Why Should You Look at Asia-Pacific for Investments?

Brexit and global turmoil

Market volatility went up to a whole new level with the UK voting itself out of the European Union. After the initiation of impeachment proceedings against Brazil’s Dilma Rousseff, Brexit is the second major geopolitical event to rock the investment landscape in 2016. And the year is barely half done. Compared to Rousseff’s temporary ouster pending impeachment proceedings, Brexit assumes much greater importance for the global economic landscape.

After 2010, it seemed that the world’s economic troubles were over. However, Europe’s PIIGS (Portugal, Italy, Ireland, Greece, and Spain) nations nearly pushed the global economy into another recession. And now, Britain has done the same thing, though in a different way. The move means that a weak economic situation in Europe and Japan is necessary for further policy stimulus. For the US, it may mean a delay in rate hikes.

Why Should You Look at Asia-Pacific for Investments?

Could Asia be the answer?

With Brexit having forced a change in the political and economic landscapes and the uncertain investment implications, you may need to look at including Asia, both developing and emerging, in your portfolio. This is not to say that Brexit will have no impact on countries in this region. However, their diversity and variety make for a compelling investment proposition.

Asia consists of developed nations like Japan (EWJ), Hong Kong (EWH), and Singapore (EWS) and emerging nations like India (EPI) and China (two of the four BRIC members). While developed nations can work as anchors for your Asian investment, emerging nations can provide an edge to your investment.

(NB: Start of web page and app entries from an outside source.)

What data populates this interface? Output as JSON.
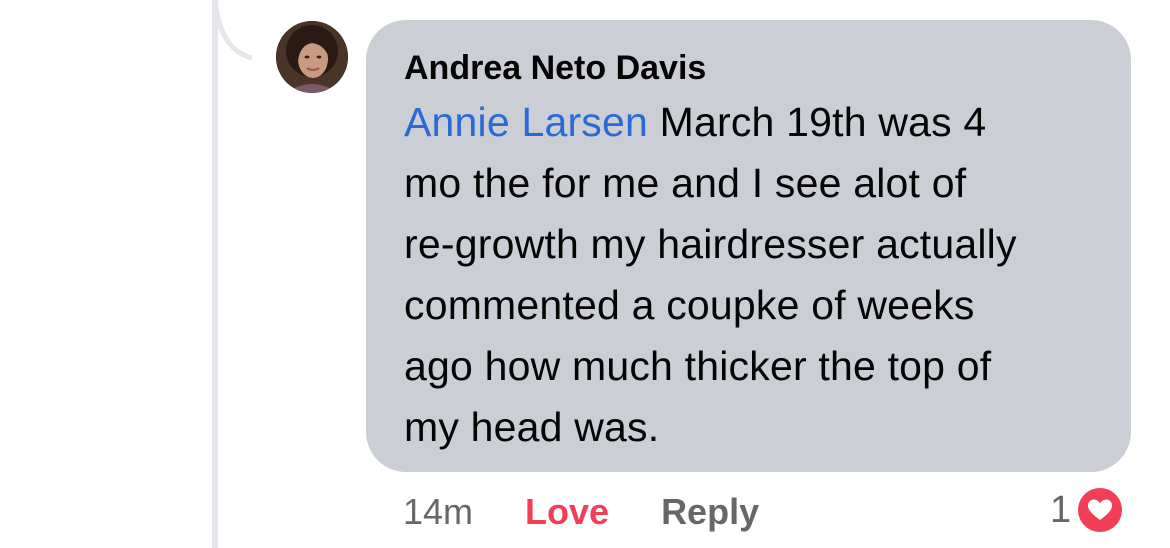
{
  "comment": {
    "author": "Andrea Neto Davis",
    "mention": "Annie Larsen",
    "lines": [
      " March 19th was 4",
      "mo the for me and I see alot of",
      "re-growth my hairdresser actually",
      "commented a coupke of weeks",
      "ago how much thicker the top of",
      "my head was."
    ]
  },
  "actions": {
    "time": "14m",
    "love_label": "Love",
    "reply_label": "Reply"
  },
  "reactions": {
    "count": "1",
    "icon": "love-reaction-icon"
  },
  "colors": {
    "bubble": "#ccced6",
    "mention": "#2a6ad6",
    "love": "#f33e58",
    "secondary_text": "#65676b"
  }
}
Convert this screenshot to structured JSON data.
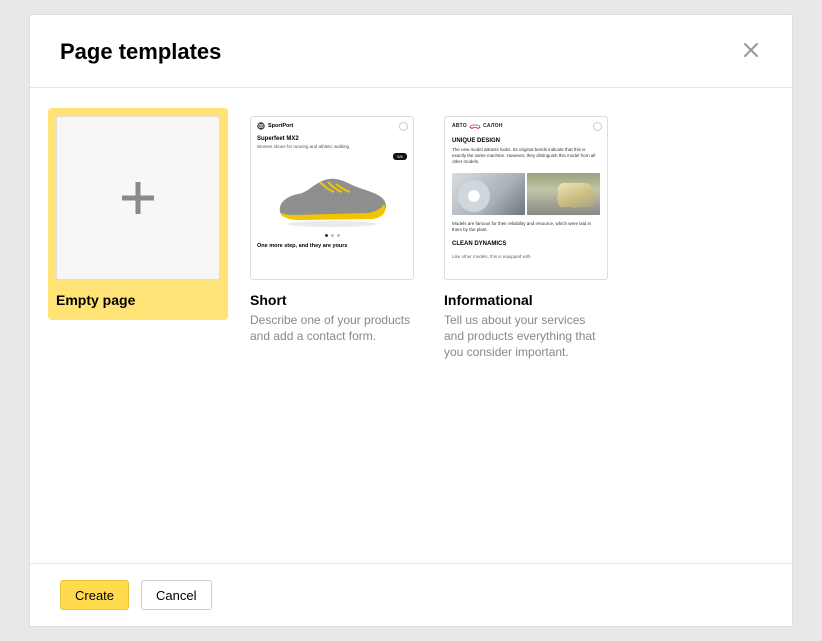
{
  "modal": {
    "title": "Page templates"
  },
  "templates": {
    "empty": {
      "title": "Empty page"
    },
    "short": {
      "title": "Short",
      "desc": "Describe one of your products and add a contact form.",
      "thumb": {
        "brand": "SportPort",
        "heading": "Superfeet MX2",
        "sub": "Women shoes for running and athletic walking.",
        "pill": "5/6",
        "footer": "One more step, and they are yours"
      }
    },
    "info": {
      "title": "Informational",
      "desc": "Tell us about your services and products everything that you consider important.",
      "thumb": {
        "brand_left": "АВТО",
        "brand_right": "САЛОН",
        "h1": "UNIQUE DESIGN",
        "p1": "The new model attracts looks. Its original bends indicate that this is exactly the same machine. However, they distinguish this model from all other models.",
        "p2": "Models are famous for their reliability and resource, which were laid in them by the plant.",
        "h2": "CLEAN DYNAMICS",
        "cut": "Like other models, this is equipped with"
      }
    }
  },
  "footer": {
    "create": "Create",
    "cancel": "Cancel"
  }
}
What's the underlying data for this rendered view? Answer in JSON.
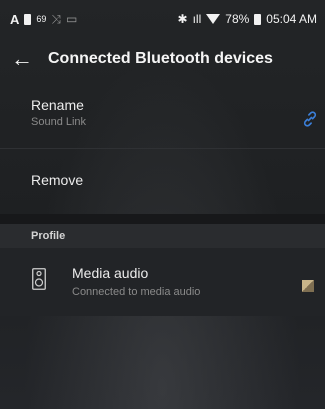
{
  "status_bar": {
    "left_letter": "A",
    "notif_count": "69",
    "battery_percent": "78%",
    "time": "05:04 AM"
  },
  "app_bar": {
    "title": "Connected Bluetooth devices"
  },
  "rename": {
    "label": "Rename",
    "value": "Sound Link"
  },
  "remove": {
    "label": "Remove"
  },
  "profile_section": {
    "header": "Profile",
    "items": [
      {
        "label": "Media audio",
        "subtitle": "Connected to media audio",
        "icon": "speaker-icon",
        "checked": true
      }
    ]
  },
  "colors": {
    "accent": "#3b7fd9",
    "checkbox_gold": "#c9b58a",
    "background": "#202224"
  }
}
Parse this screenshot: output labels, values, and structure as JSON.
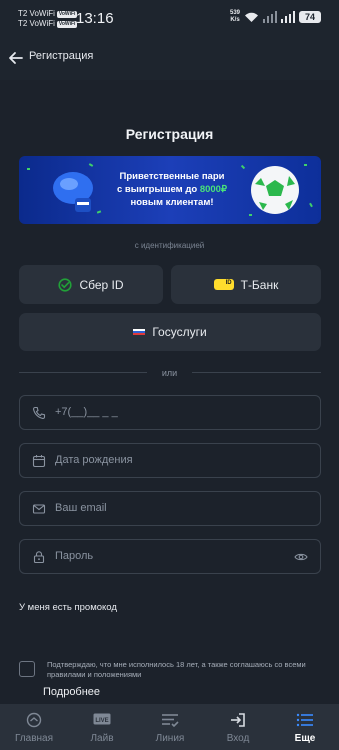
{
  "status_bar": {
    "carrier_line1": "T2 VoWiFi",
    "carrier_line2": "T2 VoWiFi",
    "volte_badge": "VoWiFi",
    "time": "13:16",
    "speed_value": "539",
    "speed_unit": "K/s",
    "battery": "74"
  },
  "header": {
    "title": "Регистрация"
  },
  "page_title": "Регистрация",
  "banner": {
    "line1": "Приветственные пари",
    "line2_prefix": "с выигрышем до ",
    "line2_highlight": "8000₽",
    "line3": "новым клиентам!",
    "highlight_color": "#49e27a"
  },
  "identification_caption": "с идентификацией",
  "buttons": {
    "sber": "Сбер ID",
    "tbank": "Т-Банк",
    "tbank_badge": "ID",
    "gosuslugi": "Госуслуги"
  },
  "or_text": "или",
  "fields": {
    "phone_placeholder": "+7(__)__ _ _",
    "birthdate_placeholder": "Дата рождения",
    "email_placeholder": "Ваш email",
    "password_placeholder": "Пароль"
  },
  "promo_label": "У меня есть промокод",
  "consent_text": "Подтверждаю, что мне исполнилось 18 лет, а также соглашаюсь со всеми правилами и положениями",
  "more_link": "Подробнее",
  "tabs": [
    {
      "label": "Главная",
      "icon": "home-icon"
    },
    {
      "label": "Лайв",
      "icon": "live-icon"
    },
    {
      "label": "Линия",
      "icon": "line-list-icon"
    },
    {
      "label": "Вход",
      "icon": "login-icon"
    },
    {
      "label": "Еще",
      "icon": "menu-icon",
      "active": true
    }
  ],
  "colors": {
    "background": "#1c222b",
    "card": "#2a313b",
    "sber_green": "#21a038",
    "tbank_yellow": "#ffdd2d",
    "accent_blue": "#3a8bff"
  }
}
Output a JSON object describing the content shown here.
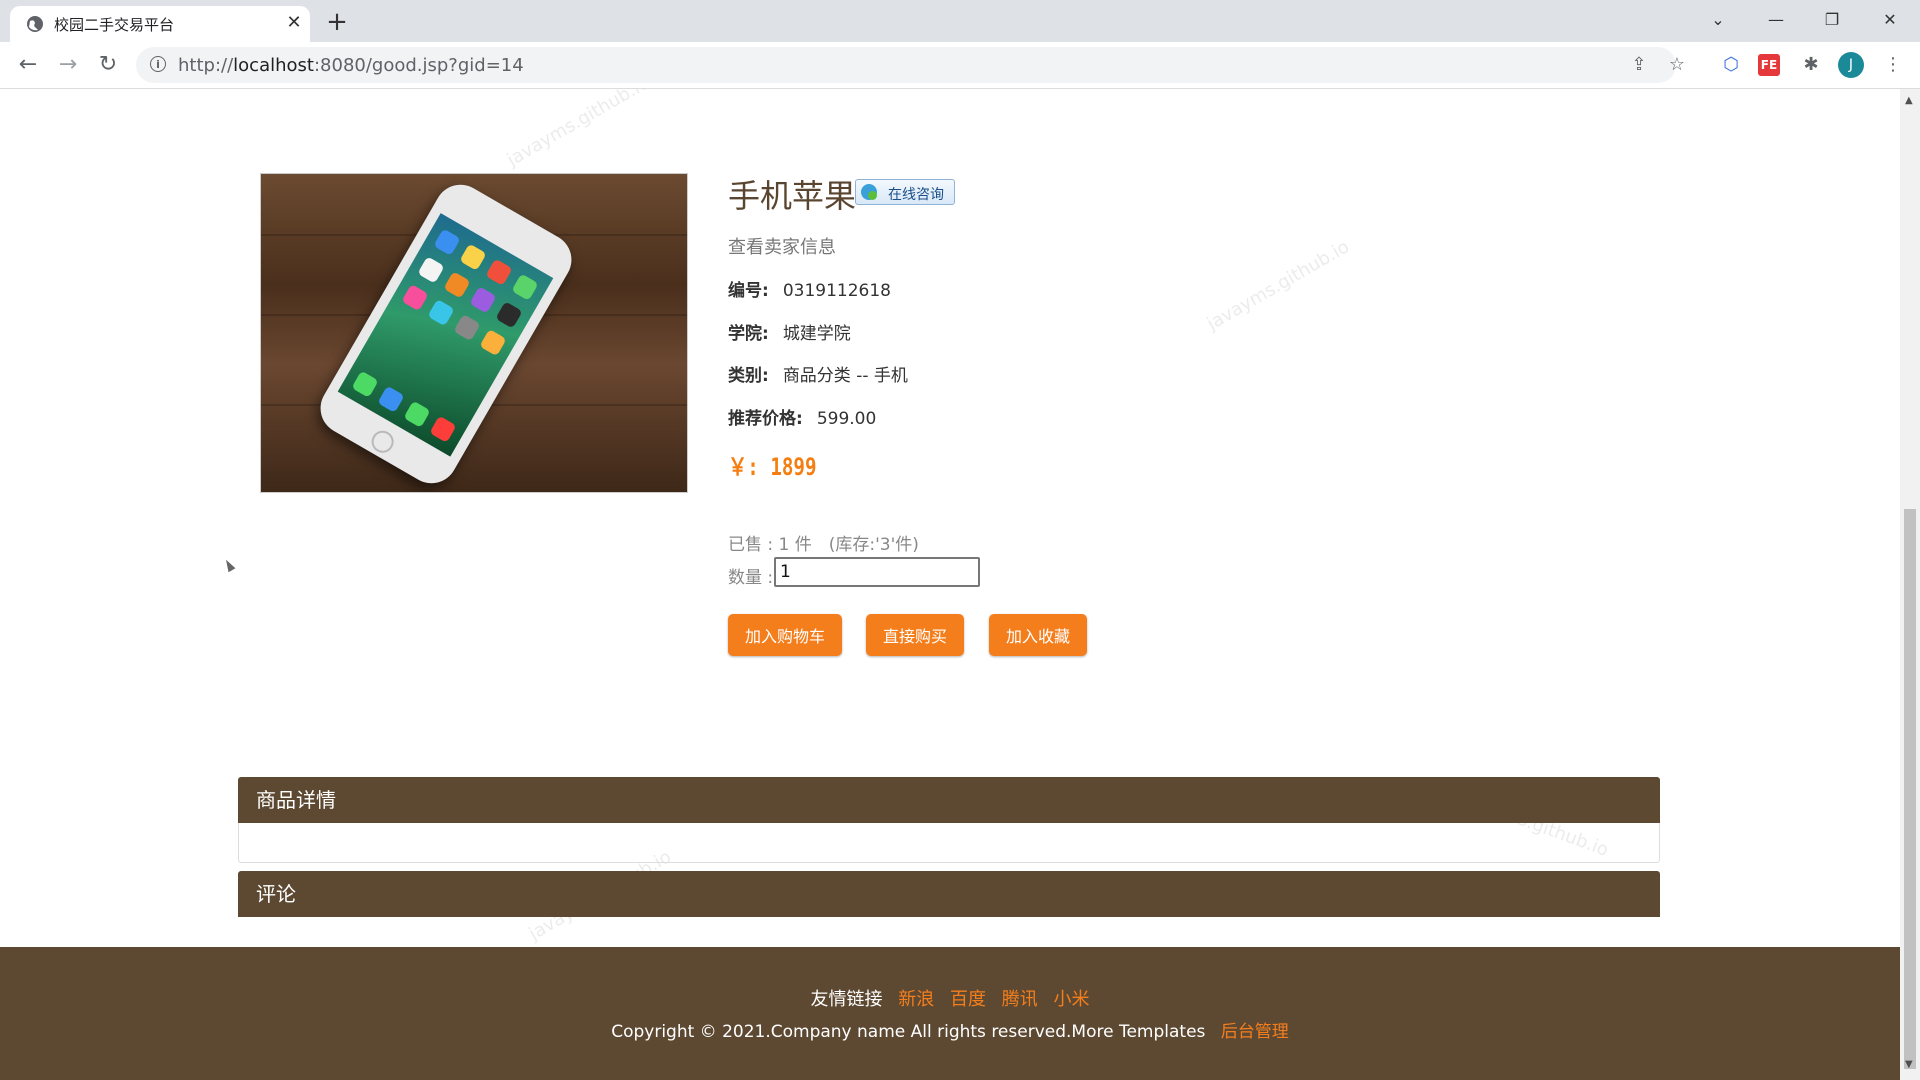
{
  "browser": {
    "tab_title": "校园二手交易平台",
    "url_prefix": "http://",
    "url_host": "localhost",
    "url_rest": ":8080/good.jsp?gid=14",
    "avatar_letter": "J"
  },
  "watermark": "javayms.github.io",
  "product": {
    "name": "手机苹果",
    "consult_label": "在线咨询",
    "seller_link": "查看卖家信息",
    "info": [
      {
        "label": "编号:",
        "value": "0319112618"
      },
      {
        "label": "学院:",
        "value": "城建学院"
      },
      {
        "label": "类别:",
        "value": "商品分类 -- 手机"
      },
      {
        "label": "推荐价格:",
        "value": "599.00"
      }
    ],
    "price": "￥: 1899",
    "sold": "已售 : 1 件　(库存:'3'件)",
    "qty_label": "数量 :",
    "qty_value": "1"
  },
  "buttons": {
    "add_cart": "加入购物车",
    "buy_now": "直接购买",
    "favorite": "加入收藏"
  },
  "sections": {
    "details": "商品详情",
    "comments": "评论"
  },
  "footer": {
    "links_label": "友情链接",
    "links": [
      "新浪",
      "百度",
      "腾讯",
      "小米"
    ],
    "copyright": "Copyright © 2021.Company name All rights reserved.More Templates",
    "admin_link": "后台管理"
  },
  "colors": {
    "accent": "#f57e1c",
    "brown": "#5d4932"
  }
}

In this series, we’ll look at mutual funds that help you invest in the Asia-Pacific region (VPL) and give you access to stocks from the region. We’ll look at their performance in light of two combinations of two ETFs each that can provide similar exposure. The first combination is the Vanguard FTSE Pacific ETF (VPL) and the Vanguard FTSE Emerging Markets ETF (VWO). The second is the iShares Core MSCI Pacific ETF (IPAC) and the iShares MSCI Emerging Markets ETF (EEM).

We’ll begin our series with an overview of the Columbia Pacific/Asia Fund – Class A (CASAX).